EXTRACTED ENTRIES:
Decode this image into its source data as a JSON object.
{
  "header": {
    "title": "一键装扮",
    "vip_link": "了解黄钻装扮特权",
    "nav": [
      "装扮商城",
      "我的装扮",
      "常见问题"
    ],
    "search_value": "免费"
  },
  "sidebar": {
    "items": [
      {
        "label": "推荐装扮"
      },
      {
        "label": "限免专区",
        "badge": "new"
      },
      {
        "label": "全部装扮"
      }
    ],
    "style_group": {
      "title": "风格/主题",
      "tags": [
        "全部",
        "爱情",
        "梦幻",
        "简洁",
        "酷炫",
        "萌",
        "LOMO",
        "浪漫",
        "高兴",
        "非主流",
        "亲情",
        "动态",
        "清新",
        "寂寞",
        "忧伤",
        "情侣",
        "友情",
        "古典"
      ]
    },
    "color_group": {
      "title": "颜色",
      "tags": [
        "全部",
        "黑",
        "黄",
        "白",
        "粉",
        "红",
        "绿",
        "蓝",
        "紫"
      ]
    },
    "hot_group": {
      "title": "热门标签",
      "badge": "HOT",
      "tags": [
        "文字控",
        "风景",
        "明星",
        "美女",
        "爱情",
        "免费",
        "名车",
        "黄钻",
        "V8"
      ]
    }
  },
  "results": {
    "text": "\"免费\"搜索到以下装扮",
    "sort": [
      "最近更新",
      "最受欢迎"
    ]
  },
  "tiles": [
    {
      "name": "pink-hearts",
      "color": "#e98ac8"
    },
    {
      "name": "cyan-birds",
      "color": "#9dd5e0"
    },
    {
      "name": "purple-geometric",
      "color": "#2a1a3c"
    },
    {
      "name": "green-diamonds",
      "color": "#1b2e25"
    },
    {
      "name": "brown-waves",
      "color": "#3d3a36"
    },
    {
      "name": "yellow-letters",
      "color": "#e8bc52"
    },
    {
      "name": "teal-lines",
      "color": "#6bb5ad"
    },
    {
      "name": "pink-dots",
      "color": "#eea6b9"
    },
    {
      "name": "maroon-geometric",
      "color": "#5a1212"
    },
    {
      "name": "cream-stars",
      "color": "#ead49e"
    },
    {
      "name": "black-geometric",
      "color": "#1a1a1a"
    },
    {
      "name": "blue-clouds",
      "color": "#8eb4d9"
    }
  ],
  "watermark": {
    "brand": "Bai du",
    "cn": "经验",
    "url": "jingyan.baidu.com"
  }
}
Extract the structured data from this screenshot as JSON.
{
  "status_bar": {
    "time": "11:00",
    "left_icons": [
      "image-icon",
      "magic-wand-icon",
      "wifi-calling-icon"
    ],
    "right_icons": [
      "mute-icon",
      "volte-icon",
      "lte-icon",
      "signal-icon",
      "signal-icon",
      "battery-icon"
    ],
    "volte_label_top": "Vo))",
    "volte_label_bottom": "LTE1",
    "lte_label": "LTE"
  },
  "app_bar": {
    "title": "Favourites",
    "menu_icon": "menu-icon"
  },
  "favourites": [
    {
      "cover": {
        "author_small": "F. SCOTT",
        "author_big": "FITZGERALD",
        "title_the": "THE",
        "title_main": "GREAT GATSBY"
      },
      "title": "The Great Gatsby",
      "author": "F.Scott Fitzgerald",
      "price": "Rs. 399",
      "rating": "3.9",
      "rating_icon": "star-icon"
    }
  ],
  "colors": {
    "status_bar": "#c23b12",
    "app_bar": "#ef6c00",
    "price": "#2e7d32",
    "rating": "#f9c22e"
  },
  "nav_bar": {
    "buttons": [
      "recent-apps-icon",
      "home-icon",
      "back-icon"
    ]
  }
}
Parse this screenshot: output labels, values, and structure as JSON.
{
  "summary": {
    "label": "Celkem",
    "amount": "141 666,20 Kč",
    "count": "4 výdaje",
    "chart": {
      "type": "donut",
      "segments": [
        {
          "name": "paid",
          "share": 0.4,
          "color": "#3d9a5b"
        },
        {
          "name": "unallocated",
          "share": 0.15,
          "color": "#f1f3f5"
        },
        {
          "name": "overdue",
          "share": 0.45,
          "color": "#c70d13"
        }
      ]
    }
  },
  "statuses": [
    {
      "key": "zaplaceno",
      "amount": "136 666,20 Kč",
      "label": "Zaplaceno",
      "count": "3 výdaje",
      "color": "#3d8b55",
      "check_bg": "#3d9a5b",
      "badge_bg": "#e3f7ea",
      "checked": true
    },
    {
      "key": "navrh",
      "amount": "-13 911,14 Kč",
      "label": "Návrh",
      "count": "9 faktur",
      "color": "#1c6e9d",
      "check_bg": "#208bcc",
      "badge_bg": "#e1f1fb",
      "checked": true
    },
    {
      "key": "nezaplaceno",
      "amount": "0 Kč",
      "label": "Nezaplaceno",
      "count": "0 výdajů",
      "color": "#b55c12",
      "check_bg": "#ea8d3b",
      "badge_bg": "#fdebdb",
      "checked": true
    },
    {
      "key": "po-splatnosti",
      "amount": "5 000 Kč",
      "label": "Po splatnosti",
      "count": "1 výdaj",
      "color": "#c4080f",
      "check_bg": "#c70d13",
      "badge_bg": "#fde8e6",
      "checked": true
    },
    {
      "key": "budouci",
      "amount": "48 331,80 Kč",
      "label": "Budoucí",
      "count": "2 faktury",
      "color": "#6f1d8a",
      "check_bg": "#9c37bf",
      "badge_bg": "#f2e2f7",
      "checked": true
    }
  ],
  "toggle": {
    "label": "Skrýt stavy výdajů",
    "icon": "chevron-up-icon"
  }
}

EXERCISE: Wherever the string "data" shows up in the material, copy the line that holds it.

SOLUTION TO THIS PROBLEM:
Decode this image into its source data as a JSON object.
Extract the structured data from this screenshot as JSON.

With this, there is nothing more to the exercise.